Items from an interface collection
************

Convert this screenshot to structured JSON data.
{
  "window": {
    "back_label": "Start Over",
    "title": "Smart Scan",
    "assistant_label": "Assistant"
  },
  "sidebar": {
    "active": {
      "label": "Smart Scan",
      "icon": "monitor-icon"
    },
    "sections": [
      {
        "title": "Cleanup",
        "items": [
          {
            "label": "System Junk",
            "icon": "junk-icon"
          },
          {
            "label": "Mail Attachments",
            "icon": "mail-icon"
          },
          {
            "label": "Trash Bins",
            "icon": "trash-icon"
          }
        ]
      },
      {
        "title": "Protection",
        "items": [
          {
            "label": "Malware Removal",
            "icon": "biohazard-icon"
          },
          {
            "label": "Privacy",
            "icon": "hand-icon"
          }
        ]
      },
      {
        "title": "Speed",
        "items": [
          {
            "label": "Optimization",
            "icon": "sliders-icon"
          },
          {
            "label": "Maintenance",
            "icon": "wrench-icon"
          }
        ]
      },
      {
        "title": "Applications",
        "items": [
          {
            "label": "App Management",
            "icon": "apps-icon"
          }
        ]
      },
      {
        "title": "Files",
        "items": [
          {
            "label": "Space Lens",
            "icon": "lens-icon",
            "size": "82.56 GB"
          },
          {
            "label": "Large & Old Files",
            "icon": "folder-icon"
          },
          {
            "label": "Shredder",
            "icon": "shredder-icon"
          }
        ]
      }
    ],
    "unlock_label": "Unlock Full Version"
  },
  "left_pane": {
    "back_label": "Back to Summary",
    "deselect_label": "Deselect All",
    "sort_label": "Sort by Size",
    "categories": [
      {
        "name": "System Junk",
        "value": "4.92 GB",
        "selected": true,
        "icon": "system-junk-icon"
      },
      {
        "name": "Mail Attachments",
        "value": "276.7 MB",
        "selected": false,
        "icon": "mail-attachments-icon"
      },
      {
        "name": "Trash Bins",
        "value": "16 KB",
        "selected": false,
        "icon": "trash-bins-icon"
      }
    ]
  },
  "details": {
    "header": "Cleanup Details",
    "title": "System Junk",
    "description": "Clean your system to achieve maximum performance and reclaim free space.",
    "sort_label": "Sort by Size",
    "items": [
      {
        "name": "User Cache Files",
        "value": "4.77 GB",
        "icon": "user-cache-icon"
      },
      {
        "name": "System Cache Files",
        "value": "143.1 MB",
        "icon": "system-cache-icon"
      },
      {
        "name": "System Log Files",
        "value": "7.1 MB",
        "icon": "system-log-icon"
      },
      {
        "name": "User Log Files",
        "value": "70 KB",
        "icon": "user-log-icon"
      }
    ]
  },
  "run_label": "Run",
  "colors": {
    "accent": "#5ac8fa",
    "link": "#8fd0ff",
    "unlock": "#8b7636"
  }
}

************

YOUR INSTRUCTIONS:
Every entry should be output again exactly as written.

RESPONSE TO THIS TASK:
Convert this screenshot to structured JSON data.
{
  "window": {
    "back_label": "Start Over",
    "title": "Smart Scan",
    "assistant_label": "Assistant"
  },
  "sidebar": {
    "active": {
      "label": "Smart Scan",
      "icon": "monitor-icon"
    },
    "sections": [
      {
        "title": "Cleanup",
        "items": [
          {
            "label": "System Junk",
            "icon": "junk-icon"
          },
          {
            "label": "Mail Attachments",
            "icon": "mail-icon"
          },
          {
            "label": "Trash Bins",
            "icon": "trash-icon"
          }
        ]
      },
      {
        "title": "Protection",
        "items": [
          {
            "label": "Malware Removal",
            "icon": "biohazard-icon"
          },
          {
            "label": "Privacy",
            "icon": "hand-icon"
          }
        ]
      },
      {
        "title": "Speed",
        "items": [
          {
            "label": "Optimization",
            "icon": "sliders-icon"
          },
          {
            "label": "Maintenance",
            "icon": "wrench-icon"
          }
        ]
      },
      {
        "title": "Applications",
        "items": [
          {
            "label": "App Management",
            "icon": "apps-icon"
          }
        ]
      },
      {
        "title": "Files",
        "items": [
          {
            "label": "Space Lens",
            "icon": "lens-icon",
            "size": "82.56 GB"
          },
          {
            "label": "Large & Old Files",
            "icon": "folder-icon"
          },
          {
            "label": "Shredder",
            "icon": "shredder-icon"
          }
        ]
      }
    ],
    "unlock_label": "Unlock Full Version"
  },
  "left_pane": {
    "back_label": "Back to Summary",
    "deselect_label": "Deselect All",
    "sort_label": "Sort by Size",
    "categories": [
      {
        "name": "System Junk",
        "value": "4.92 GB",
        "selected": true,
        "icon": "system-junk-icon"
      },
      {
        "name": "Mail Attachments",
        "value": "276.7 MB",
        "selected": false,
        "icon": "mail-attachments-icon"
      },
      {
        "name": "Trash Bins",
        "value": "16 KB",
        "selected": false,
        "icon": "trash-bins-icon"
      }
    ]
  },
  "details": {
    "header": "Cleanup Details",
    "title": "System Junk",
    "description": "Clean your system to achieve maximum performance and reclaim free space.",
    "sort_label": "Sort by Size",
    "items": [
      {
        "name": "User Cache Files",
        "value": "4.77 GB",
        "icon": "user-cache-icon"
      },
      {
        "name": "System Cache Files",
        "value": "143.1 MB",
        "icon": "system-cache-icon"
      },
      {
        "name": "System Log Files",
        "value": "7.1 MB",
        "icon": "system-log-icon"
      },
      {
        "name": "User Log Files",
        "value": "70 KB",
        "icon": "user-log-icon"
      }
    ]
  },
  "run_label": "Run",
  "colors": {
    "accent": "#5ac8fa",
    "link": "#8fd0ff",
    "unlock": "#8b7636"
  }
}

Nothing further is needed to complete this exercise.